So after three years of my life, a sum of money that I will begrudge paying back, the question most posed to me today is ‘what do I have lined up next?’ The answer? Well, nothing. I find myself with a degree in English and Journalism, not job, no money and much to the dismay of any future employers, no experience. At this point I can barely secure a part-time shelf stacking-in-the-early-hours job. Not that there is anything wrong with that, as a credible source of income I applaud it; however, I have a degree now.
The last three years have been the best years of my life, and I have changed and grown up so much that yes personally I have developed from it. Professionally though? Well no, not currently. Many will argue that it has only been a matter of weeks and that I can’t expect a job overnight, which realistically I understand. Maybe I am just bitter that I have been turned down for a position for being over qualified.
It has to be asked what overqualified really means though.
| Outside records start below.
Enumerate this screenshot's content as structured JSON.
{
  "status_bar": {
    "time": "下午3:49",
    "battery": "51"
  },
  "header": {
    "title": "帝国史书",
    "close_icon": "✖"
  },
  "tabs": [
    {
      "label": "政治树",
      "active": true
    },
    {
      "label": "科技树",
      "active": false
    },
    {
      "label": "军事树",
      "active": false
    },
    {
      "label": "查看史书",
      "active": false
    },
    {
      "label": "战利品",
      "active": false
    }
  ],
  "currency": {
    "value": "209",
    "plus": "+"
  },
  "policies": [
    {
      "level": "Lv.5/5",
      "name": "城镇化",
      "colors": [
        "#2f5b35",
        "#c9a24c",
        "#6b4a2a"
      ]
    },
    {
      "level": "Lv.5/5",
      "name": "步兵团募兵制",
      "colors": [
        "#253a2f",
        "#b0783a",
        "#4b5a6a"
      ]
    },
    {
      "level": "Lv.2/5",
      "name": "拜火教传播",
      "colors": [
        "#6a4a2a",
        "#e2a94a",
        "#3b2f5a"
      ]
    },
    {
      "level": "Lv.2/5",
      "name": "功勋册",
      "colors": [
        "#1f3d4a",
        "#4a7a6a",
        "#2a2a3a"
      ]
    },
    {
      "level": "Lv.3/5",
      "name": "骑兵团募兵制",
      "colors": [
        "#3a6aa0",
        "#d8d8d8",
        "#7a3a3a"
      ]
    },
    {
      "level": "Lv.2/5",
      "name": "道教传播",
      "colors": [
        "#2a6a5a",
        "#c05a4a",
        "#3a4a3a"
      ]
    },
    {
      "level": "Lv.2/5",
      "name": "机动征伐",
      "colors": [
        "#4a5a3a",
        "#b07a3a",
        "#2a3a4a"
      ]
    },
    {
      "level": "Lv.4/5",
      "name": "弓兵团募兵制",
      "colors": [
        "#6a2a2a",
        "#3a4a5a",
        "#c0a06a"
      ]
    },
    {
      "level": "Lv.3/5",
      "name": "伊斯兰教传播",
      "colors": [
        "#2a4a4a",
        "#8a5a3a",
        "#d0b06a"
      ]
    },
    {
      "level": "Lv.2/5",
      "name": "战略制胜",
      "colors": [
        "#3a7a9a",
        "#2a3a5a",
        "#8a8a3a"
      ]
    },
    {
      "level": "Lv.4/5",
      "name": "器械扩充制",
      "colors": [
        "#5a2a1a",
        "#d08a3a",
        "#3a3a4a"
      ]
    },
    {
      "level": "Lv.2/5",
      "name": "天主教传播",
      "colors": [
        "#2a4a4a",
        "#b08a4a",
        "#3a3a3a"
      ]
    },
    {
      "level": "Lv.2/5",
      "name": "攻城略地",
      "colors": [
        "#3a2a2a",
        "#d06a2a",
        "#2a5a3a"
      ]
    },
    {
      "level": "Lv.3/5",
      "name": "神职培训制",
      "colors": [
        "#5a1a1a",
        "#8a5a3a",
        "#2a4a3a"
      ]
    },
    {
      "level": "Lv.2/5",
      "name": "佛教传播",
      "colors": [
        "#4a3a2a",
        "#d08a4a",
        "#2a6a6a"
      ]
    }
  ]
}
When hindsight is introduced the joint honours degree falls out of favour; it is not NTCJ accredited, it does not enable the student to develop skills in all journalism platforms and quite frankly it has left all joint students feeling slightly out of sorts about what skills they can use in the real world.
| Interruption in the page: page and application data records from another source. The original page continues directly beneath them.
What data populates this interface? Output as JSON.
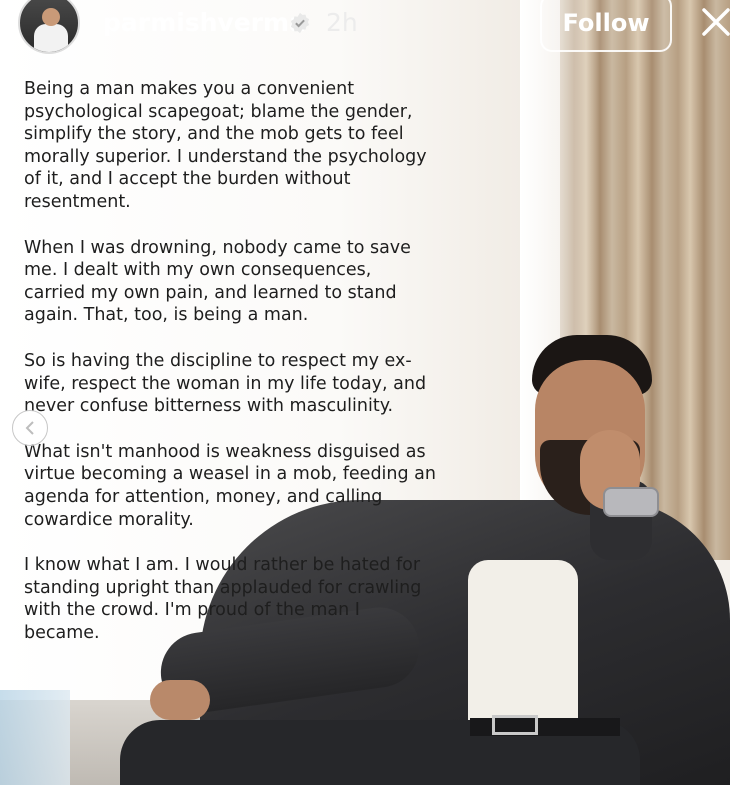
{
  "header": {
    "username": "parmishverma",
    "time": "2h",
    "follow_label": "Follow",
    "verified_icon": "verified-badge-icon",
    "close_icon": "close-icon"
  },
  "post": {
    "paragraphs": [
      "Being a man makes you a convenient\npsychological scapegoat; blame the gender,\nsimplify the story, and the mob gets to feel\nmorally superior. I understand the psychology\nof it, and I accept the burden without\nresentment.",
      "When I was drowning, nobody came to save\nme. I dealt with my own consequences,\ncarried my own pain, and learned to stand\nagain. That, too, is being a man.",
      "So is having the discipline to respect my ex-\nwife, respect the woman in my life today, and\nnever confuse bitterness with masculinity.",
      "What isn't manhood is weakness disguised as\nvirtue becoming a weasel in a mob, feeding an\nagenda for attention, money, and calling\ncowardice morality.",
      "I know what I am. I would rather be hated for\nstanding upright than applauded for crawling\nwith the crowd. I'm proud of the man I\nbecame."
    ]
  },
  "nav": {
    "prev_icon": "chevron-left-icon"
  },
  "colors": {
    "text": "#1e1e1e",
    "header_text": "#ffffff"
  }
}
And then there is the job search itself; endless hours of setting up accounts on various job sites, every time losing faith in your own CV credentials and abilities with every key stroke. Just the other day I found myself applying for a cleaning position, oh, and that job as a train conductor.
I spoke to my younger brother, who at the school leavers’ age of 16 feels the same way as myself, although considering an apprenticeship rather than the more financially and academically challenging he has noticed that the job market isn’t great and worries that no matter what training he chooses for whatever career he will still fail in securing a job later in life. This saddens me more than anything; that a teenager who should be in the prime of his life, enjoying his youth is caught up in worries of the future, at 16!
It is enough to make a person wish to be back in the 60s, with the free love and the chilled feeling.
If I could carry on living the dream of a student lifestyle without the academia I would. The freedom, the friends, the spontaneous good times and the hilarious memories are the things I will remember forever. Is this however the burden I have to bear? Did the decision to better myself and gain a better education actually cripple my chances within the job market instead of improving them? Well I guess that I will have to wait and find out.